And, well, yeah, that might be a big no. In the show's quest to mimic its comic counterpart, this piece of decision making might be a step hard to recover from short of a reset button. Batgirl was shot and paralyzed, so Selina must be shot and paralyzed.

For Gotham this is one damn bad idea. There are no computers in Gotham City. Well, hardly any. There's no internet, no smartphones, no surfpads, no nothing. That's a good thing for Gotham, as these gadgets seem to overload every detective show on air lately. The very last thing that Gotham needs is "hacker girl," and even if they needed it, Selina would be a terrible option.

Selina Kyle has probably never even attended middle school. She's a tough-as-nails action girl, and education is no super power; it's earned through many years of work. She has literally none of the cerebral qualities of Oracle. That's not a criticism.

Anyway, this extended conflict is the centerpiece of the episode. The rest is filler – effective filler, but filler nonetheless. Ozzie's plot with Girl Power Gang and his sparring with Jim and Valeska, filler. Harvey's redemption and the "bomb plot", filler. One must say, though, it's all very well acted, and the episode is directed and paced expertly - in this regard, it might be the best outing in all of season four.

As a standalone episode 'One Bad Day' is a really good show. As a part of Gotham it may be a disaster, the jury is still out.

1 comment:

Diogo said...

I wonder how someone who's never read The Killing Joke experienced this episode. Because I've read that book many times, I know what the episode is going for, but I wonder if for someone who's never read the book, these episodes scenes will only look odd and out of place... which is not the sign of good writing.
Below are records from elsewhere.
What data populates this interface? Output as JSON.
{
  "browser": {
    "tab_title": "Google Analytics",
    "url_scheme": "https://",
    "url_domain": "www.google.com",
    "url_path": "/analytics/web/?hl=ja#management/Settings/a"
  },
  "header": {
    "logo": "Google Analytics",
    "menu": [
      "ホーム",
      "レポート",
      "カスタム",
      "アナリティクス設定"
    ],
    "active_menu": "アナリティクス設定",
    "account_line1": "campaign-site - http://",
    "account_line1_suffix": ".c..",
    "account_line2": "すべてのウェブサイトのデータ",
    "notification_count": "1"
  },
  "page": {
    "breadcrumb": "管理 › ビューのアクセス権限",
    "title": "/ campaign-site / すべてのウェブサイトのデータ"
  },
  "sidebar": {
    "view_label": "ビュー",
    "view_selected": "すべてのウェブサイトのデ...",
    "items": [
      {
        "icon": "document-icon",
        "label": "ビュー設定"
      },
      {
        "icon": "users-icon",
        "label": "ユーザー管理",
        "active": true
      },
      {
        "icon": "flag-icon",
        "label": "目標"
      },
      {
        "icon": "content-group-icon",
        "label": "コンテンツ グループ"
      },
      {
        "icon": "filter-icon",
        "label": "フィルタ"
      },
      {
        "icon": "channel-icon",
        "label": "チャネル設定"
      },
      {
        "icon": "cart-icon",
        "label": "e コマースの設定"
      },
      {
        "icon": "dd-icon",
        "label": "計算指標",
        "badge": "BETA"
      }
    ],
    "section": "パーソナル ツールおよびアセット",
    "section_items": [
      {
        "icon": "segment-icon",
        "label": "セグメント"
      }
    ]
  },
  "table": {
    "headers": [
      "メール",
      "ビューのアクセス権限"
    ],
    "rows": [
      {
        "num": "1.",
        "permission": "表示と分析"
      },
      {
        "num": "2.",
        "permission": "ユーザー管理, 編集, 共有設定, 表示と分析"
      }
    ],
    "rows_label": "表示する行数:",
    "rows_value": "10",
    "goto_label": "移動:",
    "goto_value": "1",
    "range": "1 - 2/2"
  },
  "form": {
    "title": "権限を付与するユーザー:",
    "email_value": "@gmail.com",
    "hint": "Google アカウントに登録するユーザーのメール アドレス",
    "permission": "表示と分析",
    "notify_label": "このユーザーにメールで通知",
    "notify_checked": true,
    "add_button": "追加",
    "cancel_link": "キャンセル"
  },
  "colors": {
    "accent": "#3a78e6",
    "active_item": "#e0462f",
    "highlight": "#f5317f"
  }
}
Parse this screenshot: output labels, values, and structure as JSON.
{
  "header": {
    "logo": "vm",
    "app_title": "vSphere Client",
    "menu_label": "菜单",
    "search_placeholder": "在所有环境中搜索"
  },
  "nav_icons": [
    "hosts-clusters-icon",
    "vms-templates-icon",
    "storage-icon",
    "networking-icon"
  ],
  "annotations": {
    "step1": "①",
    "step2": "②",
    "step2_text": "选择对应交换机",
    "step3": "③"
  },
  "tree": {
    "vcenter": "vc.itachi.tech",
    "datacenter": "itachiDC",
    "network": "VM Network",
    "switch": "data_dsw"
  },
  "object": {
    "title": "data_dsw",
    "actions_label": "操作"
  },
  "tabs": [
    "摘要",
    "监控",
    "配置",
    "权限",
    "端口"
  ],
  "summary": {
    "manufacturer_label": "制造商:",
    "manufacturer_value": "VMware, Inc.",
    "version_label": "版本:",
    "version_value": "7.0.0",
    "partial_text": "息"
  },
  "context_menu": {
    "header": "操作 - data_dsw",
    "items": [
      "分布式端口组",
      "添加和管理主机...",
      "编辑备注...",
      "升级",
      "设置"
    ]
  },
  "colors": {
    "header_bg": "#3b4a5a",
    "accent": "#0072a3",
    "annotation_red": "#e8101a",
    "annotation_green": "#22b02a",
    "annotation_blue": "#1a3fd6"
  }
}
Either way, I had decided to give Jeremiah a chance, but now that I've seen all of the episodes he's been in so far (including the season finale), I can confidently say he feels like a step down from Jerome (who for me was the single best thing on the show). Jeremiah may match the Joker's appearance in the comics more closely in comparison to his brother, but he lacks the Joker's spirit, and his relationship and rivalry with Bruce was nowhere nearly as organically well-developed as Jerome's. I mean, I get that Gotham is trying to do something different, and that's commendable... but a Joker that barely laughs? A Joker whose kills aren't at the very least a little ironic? Some things are just fundamental to a character, and taking those away lessens said character. And like I said, his relationship with Bruce feels like a leap. Maybe they should have spent a few more episodes showing Bruce and Jeremiah develop their friendship before Jerome had his "One Bad Day". They had a nice twist with Jerome tricking the audience into thinking he was slowly losing his mind (and revealing that he had already lost it all at once), but in retrospect instead of such a short-term twist in the long run it would have been better drama to watch a character we came to empathize with slowly becoming the Joker (for real), as Bruce helplessly struggled to watch his friend become a monster?